English learners (ELs) with disabilities, also called English language learners (ELLs) with disabilities, include students who are progressing toward English language proficiency and who have disabilities for which they receive services or supports through an Individualized Education Program (IEP) or 504 accommodation plan. In grades K-12, ELs with IEPs account for about 9% of all students with IEPs. ELs with IEPs include those students –
whose native language is other than English or whose English language proficiency has been affected by another language or languages as a result of bilingualism/multilingualism, regardless of whether they were born in the United States or abroad,
whose difficulties in speaking, listening, reading, or writing in the English language may be sufficient to deny them the ability to successfully achieve in classrooms where the language of instruction and assessment is English, and
whose disabilities represent one or more disability categories (autism, deaf blind, developmental delay, emotional disturbance, hearing impairment and deafness, intellectual disability, multiple disabilities, other health impairment, orthopedic impairment, specific learning disability, speech language impairment, traumatic brain injury, and visual impairment and blindness).
States have widely varying percentages of ELs with disabilities.

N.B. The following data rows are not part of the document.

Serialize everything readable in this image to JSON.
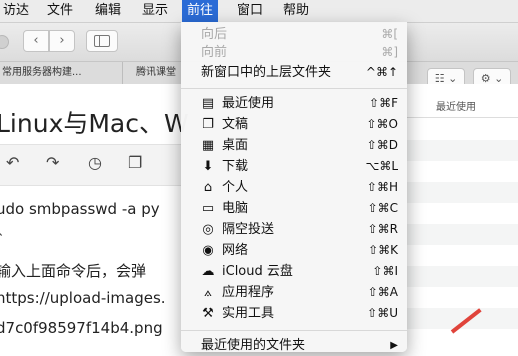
{
  "menubar": {
    "items": [
      {
        "label": "访达"
      },
      {
        "label": "文件"
      },
      {
        "label": "编辑"
      },
      {
        "label": "显示"
      },
      {
        "label": "前往"
      },
      {
        "label": "窗口"
      },
      {
        "label": "帮助"
      }
    ],
    "active_index": 4
  },
  "window": {
    "tabs": [
      "常用服务器构建...",
      "腾讯课堂"
    ],
    "column_header": "最近使用"
  },
  "blog": {
    "title": "Linux与Mac、W",
    "lines": [
      "udo smbpasswd -a py",
      "、",
      "输入上面命令后，会弹",
      "https://upload-images.",
      "d7c0f98597f14b4.png"
    ]
  },
  "go_menu": {
    "top_items": [
      {
        "label": "向后",
        "shortcut": "⌘[",
        "disabled": true
      },
      {
        "label": "向前",
        "shortcut": "⌘]",
        "disabled": true
      },
      {
        "label": "新窗口中的上层文件夹",
        "shortcut": "^⌘↑",
        "disabled": false
      }
    ],
    "places": [
      {
        "label": "最近使用",
        "shortcut": "⇧⌘F",
        "icon": "recents-icon"
      },
      {
        "label": "文稿",
        "shortcut": "⇧⌘O",
        "icon": "documents-icon"
      },
      {
        "label": "桌面",
        "shortcut": "⇧⌘D",
        "icon": "desktop-icon"
      },
      {
        "label": "下载",
        "shortcut": "⌥⌘L",
        "icon": "downloads-icon"
      },
      {
        "label": "个人",
        "shortcut": "⇧⌘H",
        "icon": "home-icon"
      },
      {
        "label": "电脑",
        "shortcut": "⇧⌘C",
        "icon": "computer-icon"
      },
      {
        "label": "隔空投送",
        "shortcut": "⇧⌘R",
        "icon": "airdrop-icon"
      },
      {
        "label": "网络",
        "shortcut": "⇧⌘K",
        "icon": "network-icon"
      },
      {
        "label": "iCloud 云盘",
        "shortcut": "⇧⌘I",
        "icon": "icloud-icon"
      },
      {
        "label": "应用程序",
        "shortcut": "⇧⌘A",
        "icon": "applications-icon"
      },
      {
        "label": "实用工具",
        "shortcut": "⇧⌘U",
        "icon": "utilities-icon"
      }
    ],
    "bottom_items": [
      {
        "label": "最近使用的文件夹",
        "shortcut": "▶"
      }
    ]
  },
  "colors": {
    "menu_highlight": "#2a6bd6",
    "annotation_red": "#e0443b"
  }
}
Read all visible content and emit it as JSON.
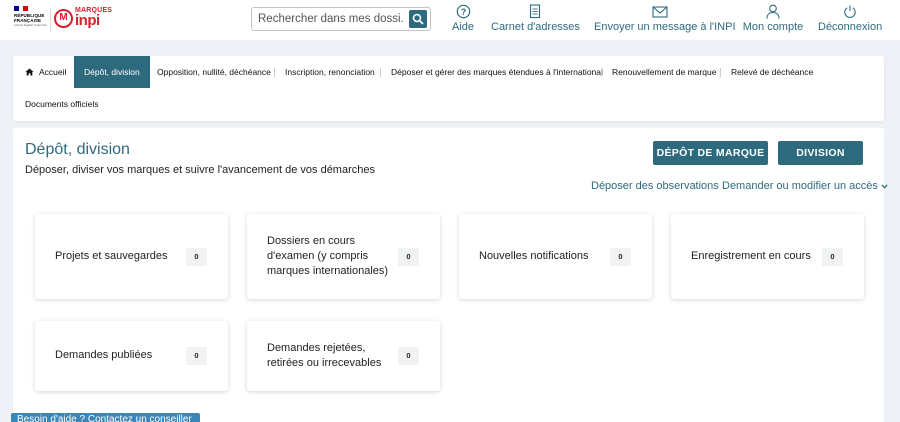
{
  "header": {
    "republique": [
      "RÉPUBLIQUE",
      "FRANÇAISE"
    ],
    "motto": "Liberté Égalité Fraternité",
    "inpi_marques": "MARQUES",
    "inpi_word": "inpi",
    "search_placeholder": "Rechercher dans mes dossi...",
    "nav": [
      {
        "label": "Aide",
        "icon": "help-icon"
      },
      {
        "label": "Carnet d'adresses",
        "icon": "address-book-icon"
      },
      {
        "label": "Envoyer un message à l'INPI",
        "icon": "mail-icon"
      },
      {
        "label": "Mon compte",
        "icon": "user-icon"
      },
      {
        "label": "Déconnexion",
        "icon": "power-icon"
      }
    ]
  },
  "tabs": [
    {
      "label": "Accueil",
      "icon": "home-icon"
    },
    {
      "label": "Dépôt, division",
      "active": true
    },
    {
      "label": "Opposition, nullité, déchéance"
    },
    {
      "label": "Inscription, renonciation"
    },
    {
      "label": "Déposer et gérer des marques étendues à l'international"
    },
    {
      "label": "Renouvellement de marque"
    },
    {
      "label": "Relevé de déchéance"
    },
    {
      "label": "Documents officiels"
    }
  ],
  "main": {
    "title": "Dépôt, division",
    "subtitle": "Déposer, diviser vos marques et suivre l'avancement de vos démarches",
    "btn_depot": "DÉPÔT DE MARQUE",
    "btn_division": "DIVISION",
    "link_observations": "Déposer des observations",
    "link_acces": "Demander ou modifier un accès"
  },
  "cards": [
    {
      "label": "Projets et sauvegardes",
      "count": "0"
    },
    {
      "label": "Dossiers en cours d'examen (y compris marques internationales)",
      "count": "0"
    },
    {
      "label": "Nouvelles notifications",
      "count": "0"
    },
    {
      "label": "Enregistrement en cours",
      "count": "0"
    },
    {
      "label": "Demandes publiées",
      "count": "0"
    },
    {
      "label": "Demandes rejetées, retirées ou irrecevables",
      "count": "0"
    }
  ],
  "bottom_button": "Besoin d'aide ? Contactez un conseiller",
  "colors": {
    "primary": "#2e6a7e",
    "brand_red": "#d81f2a",
    "background": "#eef1f6"
  }
}
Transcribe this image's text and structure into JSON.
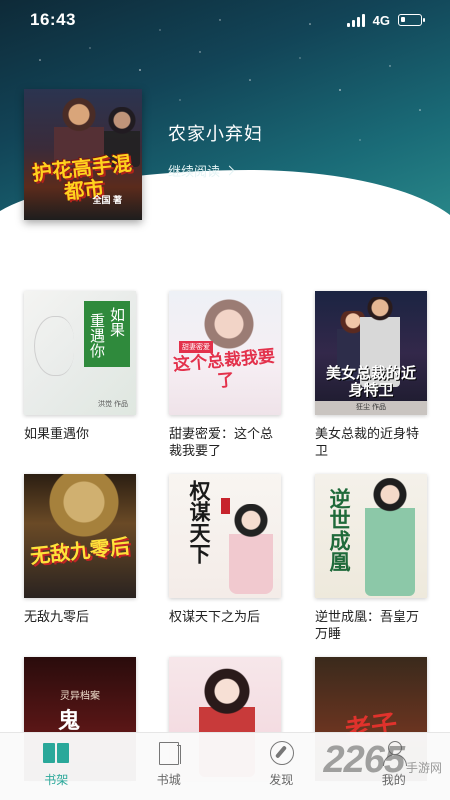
{
  "status_bar": {
    "time": "16:43",
    "network": "4G"
  },
  "hero": {
    "cover_title": "护花高手混都市",
    "cover_author": "全国 著",
    "title": "农家小弃妇",
    "continue_label": "继续阅读"
  },
  "books": [
    {
      "title": "如果重遇你",
      "cover_text_a": "如果",
      "cover_text_b": "重遇你",
      "cover_author": "洪觉 作品"
    },
    {
      "title": "甜妻密爱：这个总裁我要了",
      "cover_tag": "甜妻密爱",
      "cover_text": "这个总裁我要了"
    },
    {
      "title": "美女总裁的近身特卫",
      "cover_text": "美女总裁的近身特卫",
      "cover_author": "狂尘 作品"
    },
    {
      "title": "无敌九零后",
      "cover_text": "无敌九零后"
    },
    {
      "title": "权谋天下之为后",
      "cover_text": "权谋天下"
    },
    {
      "title": "逆世成凰：吾皇万万睡",
      "cover_text": "逆世成凰"
    },
    {
      "title": "",
      "cover_text": "灵异档案",
      "cover_ghost": "鬼"
    },
    {
      "title": ""
    },
    {
      "title": "",
      "cover_text": "老子"
    }
  ],
  "tabbar": {
    "items": [
      {
        "label": "书架",
        "icon": "bookshelf-icon",
        "active": true
      },
      {
        "label": "书城",
        "icon": "bookstore-icon",
        "active": false
      },
      {
        "label": "发现",
        "icon": "compass-icon",
        "active": false
      },
      {
        "label": "我的",
        "icon": "user-icon",
        "active": false
      }
    ]
  },
  "watermark": {
    "number": "2265",
    "text": "手游网"
  },
  "colors": {
    "accent": "#2aa89a",
    "header_dark": "#124457"
  }
}
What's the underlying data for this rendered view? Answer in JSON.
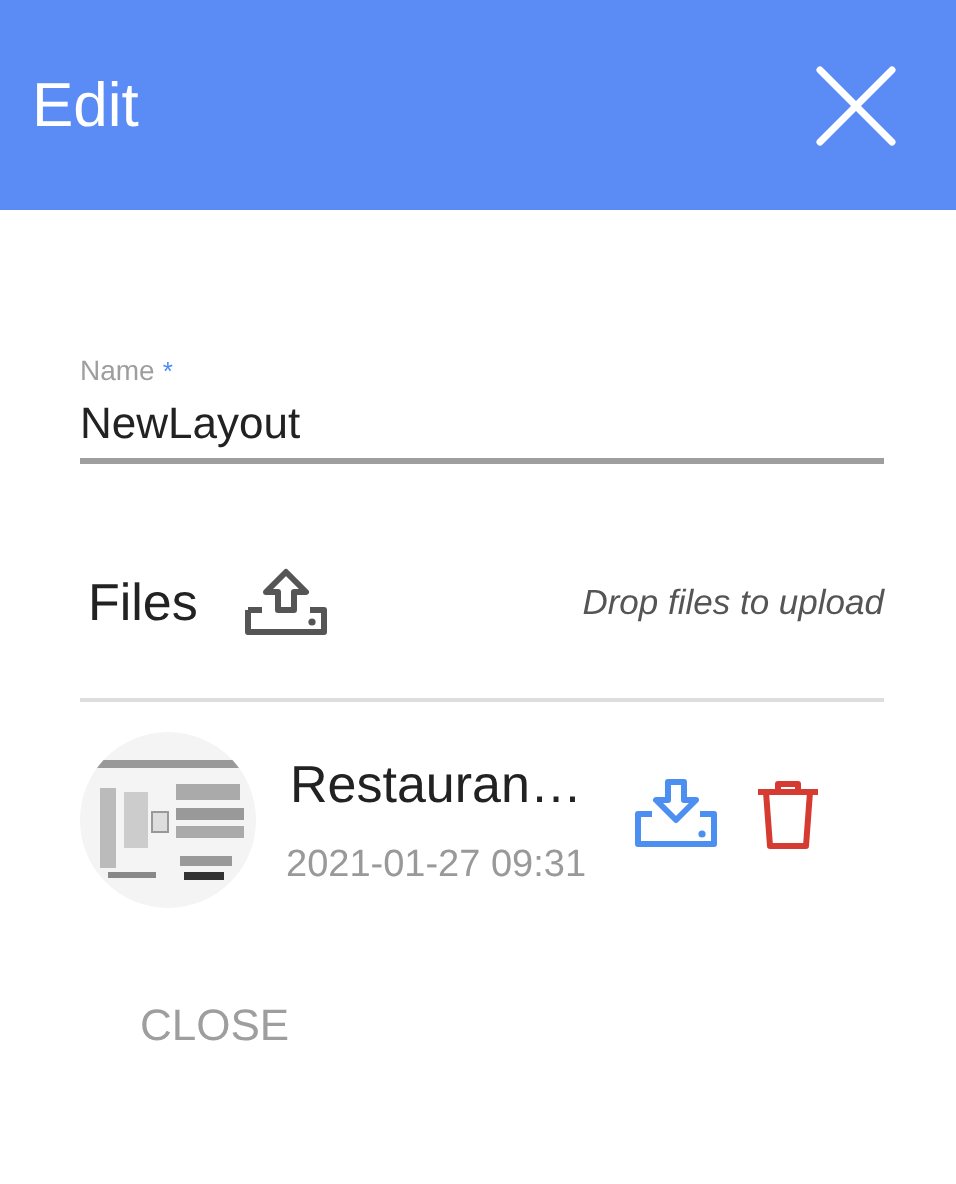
{
  "window": {
    "title": "Edit"
  },
  "name_field": {
    "label": "Name",
    "required_mark": "*",
    "value": "NewLayout"
  },
  "files": {
    "heading": "Files",
    "hint": "Drop files to upload",
    "items": [
      {
        "kind": "picture",
        "name": "Restauran…",
        "date": "2021-01-27 09:31"
      }
    ]
  },
  "buttons": [
    "CLOSE"
  ]
}
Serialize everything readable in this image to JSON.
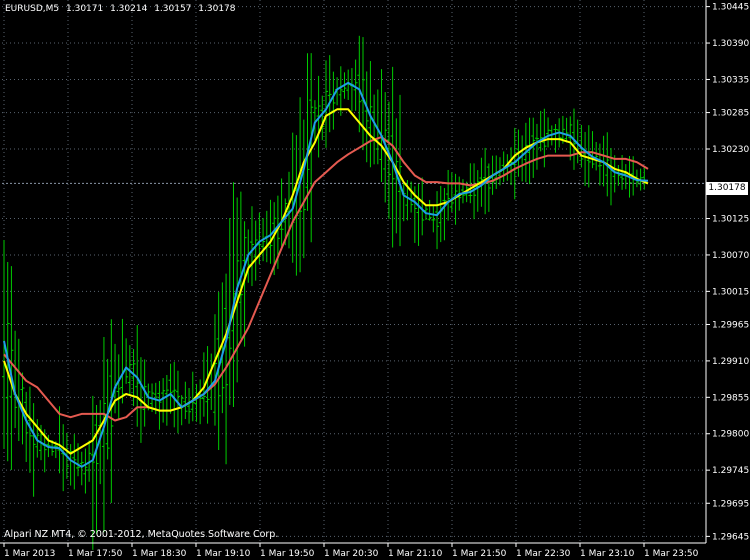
{
  "header": {
    "symbol": "EURUSD,M5",
    "open": "1.30171",
    "high": "1.30214",
    "low": "1.30157",
    "close": "1.30178"
  },
  "copyright": "Alpari NZ MT4, © 2001-2012, MetaQuotes Software Corp.",
  "current_price": "1.30178",
  "colors": {
    "background": "#000000",
    "grid": "#5a6470",
    "candle": "#00cc00",
    "ma_fast": "#1ea0e6",
    "ma_mid": "#ffff00",
    "ma_slow": "#e55a50",
    "bid_line": "#8a96a8"
  },
  "chart_data": {
    "type": "line",
    "symbol": "EURUSD",
    "timeframe": "M5",
    "y_ticks": [
      "1.30445",
      "1.30390",
      "1.30335",
      "1.30285",
      "1.30230",
      "1.30178",
      "1.30125",
      "1.30070",
      "1.30015",
      "1.29965",
      "1.29910",
      "1.29855",
      "1.29800",
      "1.29745",
      "1.29695",
      "1.29645"
    ],
    "x_ticks": [
      "1 Mar 2013",
      "1 Mar 17:50",
      "1 Mar 18:30",
      "1 Mar 19:10",
      "1 Mar 19:50",
      "1 Mar 20:30",
      "1 Mar 21:10",
      "1 Mar 21:50",
      "1 Mar 22:30",
      "1 Mar 23:10",
      "1 Mar 23:50"
    ],
    "ylim": [
      1.29635,
      1.30455
    ],
    "grid": true,
    "series": [
      {
        "color": "#1ea0e6",
        "values": [
          1.2994,
          1.2986,
          1.2982,
          1.2979,
          1.2978,
          1.29778,
          1.2976,
          1.2975,
          1.2976,
          1.2981,
          1.2987,
          1.299,
          1.29885,
          1.29855,
          1.2985,
          1.2986,
          1.2984,
          1.2985,
          1.2986,
          1.2988,
          1.2994,
          1.3002,
          1.3007,
          1.3009,
          1.301,
          1.3012,
          1.3014,
          1.302,
          1.3027,
          1.3029,
          1.3032,
          1.3033,
          1.3032,
          1.3028,
          1.3025,
          1.3021,
          1.3016,
          1.3015,
          1.30133,
          1.3013,
          1.3015,
          1.30162,
          1.30165,
          1.30175,
          1.3019,
          1.302,
          1.3021,
          1.30225,
          1.3024,
          1.3025,
          1.30255,
          1.3025,
          1.30232,
          1.30218,
          1.3021,
          1.30195,
          1.3019,
          1.30183,
          1.30182
        ]
      },
      {
        "color": "#ffff00",
        "values": [
          1.2991,
          1.2986,
          1.2983,
          1.2981,
          1.2979,
          1.29783,
          1.2977,
          1.2978,
          1.2979,
          1.2982,
          1.2985,
          1.2986,
          1.29855,
          1.2984,
          1.29835,
          1.29835,
          1.2984,
          1.2985,
          1.2987,
          1.2991,
          1.2995,
          1.3,
          1.3005,
          1.3007,
          1.3009,
          1.3012,
          1.3016,
          1.3021,
          1.3024,
          1.3028,
          1.3029,
          1.3029,
          1.3027,
          1.3025,
          1.30235,
          1.3021,
          1.3018,
          1.3016,
          1.30145,
          1.30145,
          1.3015,
          1.3016,
          1.3017,
          1.3018,
          1.3019,
          1.302,
          1.3022,
          1.30232,
          1.3024,
          1.30245,
          1.30245,
          1.3024,
          1.3022,
          1.30215,
          1.3021,
          1.302,
          1.30195,
          1.30185,
          1.30178
        ]
      },
      {
        "color": "#e55a50",
        "values": [
          1.2992,
          1.299,
          1.2988,
          1.2987,
          1.2985,
          1.2983,
          1.29825,
          1.2983,
          1.2983,
          1.2983,
          1.2982,
          1.29825,
          1.2984,
          1.2984,
          1.29835,
          1.29835,
          1.2984,
          1.2985,
          1.2986,
          1.29875,
          1.299,
          1.2993,
          1.2996,
          1.3,
          1.3004,
          1.3008,
          1.3012,
          1.3015,
          1.3018,
          1.30195,
          1.3021,
          1.30222,
          1.30232,
          1.30242,
          1.30248,
          1.30235,
          1.3021,
          1.3019,
          1.3018,
          1.3018,
          1.30178,
          1.30178,
          1.30175,
          1.30178,
          1.30182,
          1.3019,
          1.302,
          1.30208,
          1.30215,
          1.3022,
          1.3022,
          1.3022,
          1.30225,
          1.30225,
          1.3022,
          1.30215,
          1.30215,
          1.3021,
          1.302
        ]
      }
    ]
  }
}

For example, according to the U.S. Department of Education, in the 2013-14 school year ELs with IEPs represented anywhere from fewer than 1% to 31% of a state’s population of students with IEPs. Accurate counts of ELs with 504 plans are not available.
ELs with disabilities who have IEPs may be identified as having one or more of 13 disability categories recognized in federal policy. The categories and the approximate percentage of students identified with these disabilities who were also ELs in 2013 were:
Deaf Blind (6%)
Developmental Delay (9%)
Emotional Disturbance (3%)
Hearing Impairment and Deafness (12%)
Intellectual Disability (9%)
Multiple Disabilities (5%)
Other Health Impairment (5%)
Orthopedic Impairment (12%)
Specific Learning Disability (12%)
Speech Language Impairment (12%)
Traumatic Brain Injury (6%)
Visual Impairment and Blindness (9%)
ELs with disabilities have both language- and disability-related needs that vary for each student. Successful instruction and assessment for ELs with disabilities are contingent on recognizing and addressing their unique needs.
NCEO is supported primarily through a Cooperative Agreement (#H326G160001) with the Research to Practice Division, Office of Special Education Programs, U.S. Department of Education. Additional support for targeted projects, including those on English learners, is provided by other federal and state agencies, and other educational organizations. The Center is affiliated with the Institute on Community Integration at the College of Education and Human Development, University of Minnesota. Opinions expressed on this website do not necessarily reflect those of the U.S. Department of Education or Offices within it.